▶ WHAT IS NEEDED
From the listing below, copy every line with the word "render".

▶ RECORDS PROVIDED
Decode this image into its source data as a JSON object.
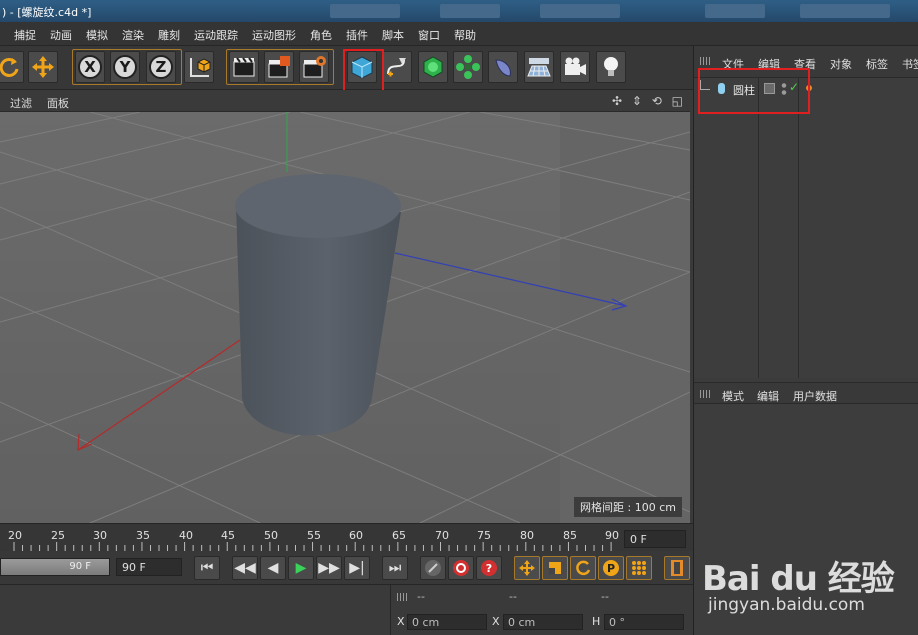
{
  "window": {
    "title": ") - [螺旋纹.c4d *]"
  },
  "menubar": {
    "items": [
      "捕捉",
      "动画",
      "模拟",
      "渲染",
      "雕刻",
      "运动跟踪",
      "运动图形",
      "角色",
      "插件",
      "脚本",
      "窗口",
      "帮助"
    ]
  },
  "toolbar": {
    "axis_labels": [
      "X",
      "Y",
      "Z"
    ],
    "icons": [
      "rotate-icon",
      "move-icon",
      "x-axis-icon",
      "y-axis-icon",
      "z-axis-icon",
      "coordinate-system-icon",
      "render-view-icon",
      "render-picture-queue-icon",
      "render-settings-icon",
      "cube-primitive-icon",
      "spline-pen-icon",
      "subdivision-surface-icon",
      "array-cloner-icon",
      "deformer-bend-icon",
      "floor-environment-icon",
      "camera-icon",
      "light-icon"
    ]
  },
  "viewport": {
    "menu": [
      "过滤",
      "面板"
    ],
    "grid_spacing": "网格间距 : 100 cm",
    "nav_icons": "✣ ⇕ ⟲ ◱"
  },
  "object_manager": {
    "tabs": [
      "文件",
      "编辑",
      "查看",
      "对象",
      "标签",
      "书签"
    ],
    "objects": [
      {
        "name": "圆柱",
        "check": "✓"
      }
    ]
  },
  "attributes": {
    "tabs": [
      "模式",
      "编辑",
      "用户数据"
    ]
  },
  "timeline": {
    "ticks": [
      "20",
      "25",
      "30",
      "35",
      "40",
      "45",
      "50",
      "55",
      "60",
      "65",
      "70",
      "75",
      "80",
      "85",
      "90"
    ],
    "current_frame": "0 F"
  },
  "transport": {
    "end_frame_slider": "90 F",
    "end_frame_field": "90 F",
    "buttons": [
      "⏮",
      "◀◀",
      "◀",
      "▶",
      "▶▶",
      "▶|",
      "⏭"
    ]
  },
  "coordinates": {
    "dashes": [
      "--",
      "--",
      "--"
    ],
    "labels": [
      "X",
      "X",
      "H"
    ],
    "values": [
      "0 cm",
      "0 cm",
      "0 °"
    ]
  },
  "watermark": {
    "logo": "Bai du 经验",
    "url": "jingyan.baidu.com"
  },
  "colors": {
    "accent_orange": "#f0a418",
    "highlight_red": "#e02020",
    "viewport_bg": "#6a6a6a",
    "cylinder": "#5a6068"
  }
}
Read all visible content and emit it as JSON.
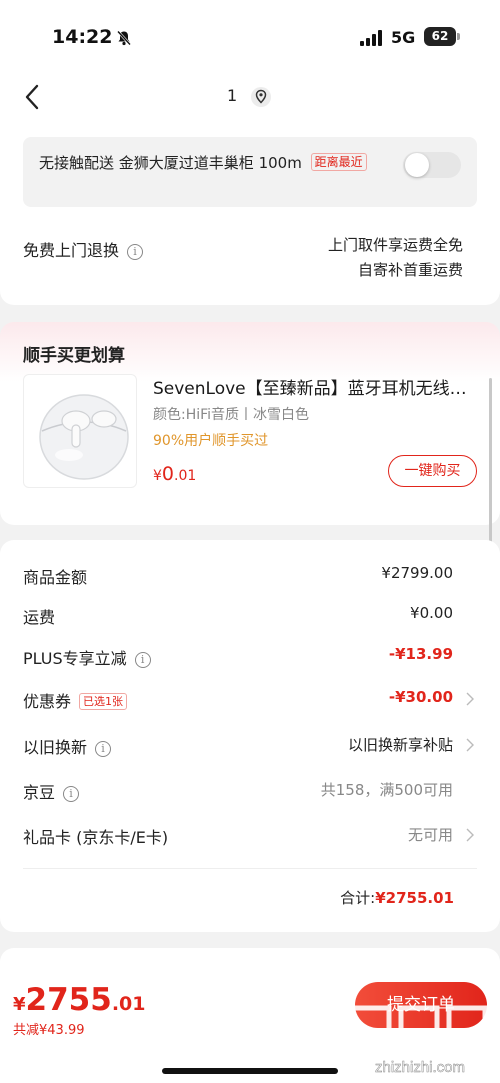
{
  "status_bar": {
    "time": "14:22",
    "network": "5G",
    "battery": "62",
    "icons": [
      "bell-muted-icon",
      "signal-icon"
    ]
  },
  "nav": {
    "count": "1",
    "icons": [
      "back-icon",
      "location-icon"
    ]
  },
  "delivery": {
    "locker_text": "无接触配送  金狮大厦过道丰巢柜",
    "distance": "100m",
    "nearest_badge": "距离最近",
    "toggle_on": false,
    "return_label": "免费上门退换",
    "return_desc_line1": "上门取件享运费全免",
    "return_desc_line2": "自寄补首重运费"
  },
  "recommend": {
    "title": "顺手买更划算",
    "product_name": "SevenLove【至臻新品】蓝牙耳机无线…",
    "product_spec": "颜色:HiFi音质丨冰雪白色",
    "buy_stat": "90%用户顺手买过",
    "price_symbol": "¥",
    "price_int": "0",
    "price_dec": ".01",
    "buy_button": "一键购买"
  },
  "price_details": {
    "rows": [
      {
        "label": "商品金额",
        "value": "¥2799.00"
      },
      {
        "label": "运费",
        "value": "¥0.00"
      },
      {
        "label": "PLUS专享立减",
        "value": "-¥13.99"
      },
      {
        "label": "优惠券",
        "badge": "已选1张",
        "value": "-¥30.00"
      },
      {
        "label": "以旧换新",
        "value": "以旧换新享补贴"
      },
      {
        "label": "京豆",
        "value": "共158，满500可用"
      },
      {
        "label": "礼品卡 (京东卡/E卡)",
        "value": "无可用"
      }
    ],
    "total_label": "合计:",
    "total_amount": "¥2755.01"
  },
  "bottom": {
    "price_symbol": "¥",
    "price_int": "2755",
    "price_dec": ".01",
    "saved": "共减¥43.99",
    "submit": "提交订单",
    "watermark": "zhizhizhi.com"
  },
  "colors": {
    "accent": "#e1251b",
    "orange": "#e0962c",
    "page_bg": "#f2f2f2"
  }
}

▶ YOUR RESPONSE
      "render-view-icon",
      "render-picture-queue-icon",
      "render-settings-icon",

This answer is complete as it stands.